Diversifying into corporate communications and making several major hires have been crucial to CGM Communication’s growth over the past decade.
It’s been a remarkable decade for Daniel Smith, to say the least of it.
In 2011, the former political staffer had just finished up a three-year stint with CPR Communications, a national lobbying firm that once employed the likes of deputy premier Roger Cook, television journalist Simon Dowding and political adviser Adam Kilgour.
That firm had decided to scale back its operations in Western Australia following economic pressures brought on by the GFC and a shifting political landscape nationwide.
Gathering a handful of clients on his way out the door, Mr Smith waited fewer than 24 hours before charting his next moves.
“The next day I was in business by myself in the loungeroom at home,” he told Business News.
That business, initially trading as Campaign Capital before rebranding as CGM Communications, has since outgrown Mr Smith’s loungeroom, encompassing an office at Parliament Place and a client list that includes notable names like Rio Tinto, St John Ambulance WA and Lifeline WA.

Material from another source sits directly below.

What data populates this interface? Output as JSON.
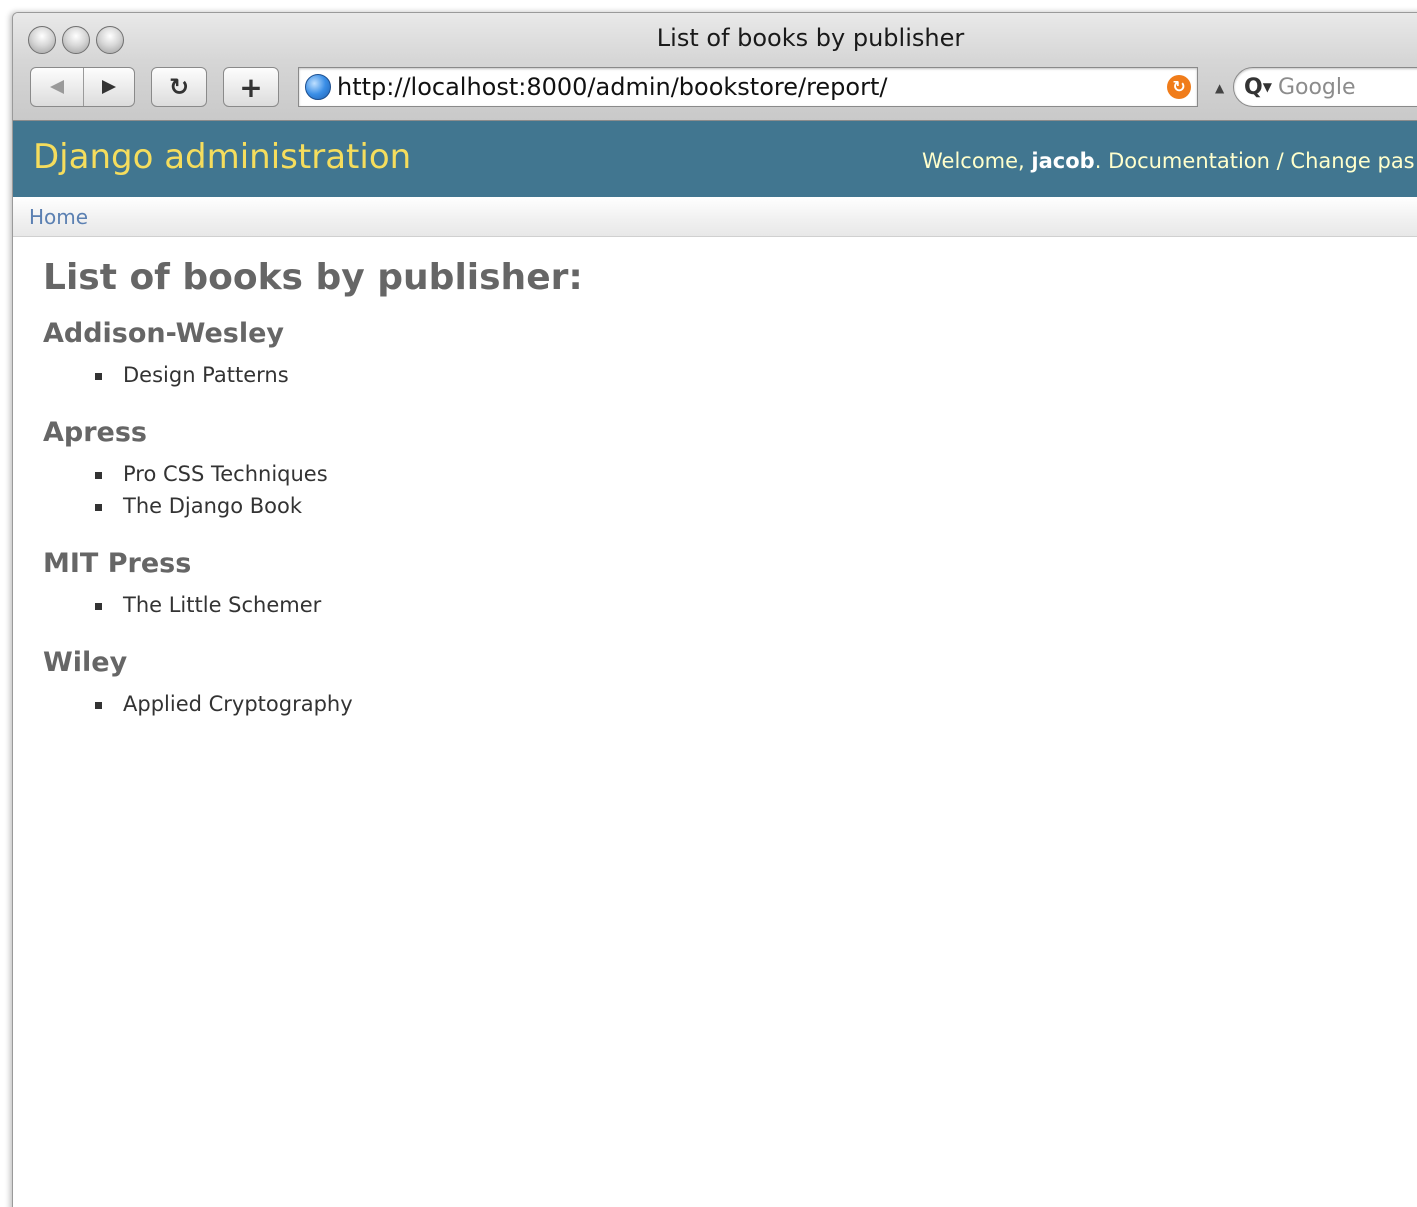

Nowadays, the company ranks as one of the largest public relations and lobbying firms in Business News’ Data & Insights lists, with 11 full-time staff, and is one of the largest firms in WA not connected to an external holding company.
Following celebration of the firm’s 10th anniversary, Mr Smith points to two significant hires as reason for the longevity.
The first was Rebecca Boteler, who joined the business as a media relations specialist following an eight-year stint as a journalist with the Australian Broadcasting Corporation.
“I always joke that she interviewed me,” he said.
“That was the stage I was in; I was a person with some clients, and I was kind of begging people to come and work with me at that point.
“She showed a leap of faith.
“I’m glad she did, and she’s been a big part of the growth of the business.”
The other was Anthony Fisk, who had previously worked in corporate communications with iiNet, Western Power and Citadel-MAGNUS, as an executive director and an equity stakeholder in the firm.
Mr Smith said welcoming someone to the business who could take direct ownership of outcomes was critical; Mr Fisk in turn cited CGM Communication’s approach to public relations as key to his decision to come aboard.
“From a small beginning, [Mr Smith had] managed to focus on having a much broader offering,” he said.
“I saw the scope of me coming in and bringing in a bit of my corporate experience and connecting to what he did was going to mean the business would grow and expand.”
Growth has been significant for the business since Mr Fisk came aboard in 2017.
Having widened its services beyond lobbying efforts since then, CGM has made several significant hires in the intervening years.
That’s included former Channel 10 reporter Rebecca Munro as an associate director, former state development official Stuart Crockett, who now serves as a strategic counsel for trade and investment communications, and former political adviser Simon Ward, who serves as an associate director of government relations.
Attracting and retaining experienced staff like them will prove paramount amid a tightening labour market for highly skilled workers.
Mr Fisk reasoned that, as the business grows, more opportunities will present themselves for prospective employees who may later rise to senior roles within the firm.
He also argued the firm’s decision to retain all its staff on reduced hours at the height of the COVID-19 pandemic fostered trust within the business and prevented it from needing to push anyone out the door.
“To be able to do that was satisfying, and we’ve seen most of our people stay on since then,” he said.
Mr Smith, meanwhile, said the firm’s flexibility as a smaller business gave it the ability to compete with some of the state’s bigger employers.
That includes offering revenue-sharing incentives, opportunities to work from home and the ability to work across disciplines and develop a broader skillset.
Looking ahead, Mr Smith said increasing the firm’s community engagement, trade communications and federal relations offerings would be of significant focus of continued growth.
And while he did not rule out the potential for welcoming another equity partner into the business for the purpose of expanding government relations or international reach, Ms Smith appeared content with the firm’s current setup.
“We like the ability to be our own bosses,” he said.
“I’m accountable to Anthony [and] I’m accountable to our staff, but we’re not accountable to faceless shareholders sitting in Sydney, Los Angles or anywhere else in the world.
“That’s a good thing; it enables us to make decisions in a nimble way, in terms of strategy, and respond to circumstances as we see it.
“It allows us to be very independent in the way we see things.
“I like the accountability that delivers; if you have a good day at work, you benefit from it. If you have a bad day... if you don’t put in as you should, you’re ultimately accountable for that.”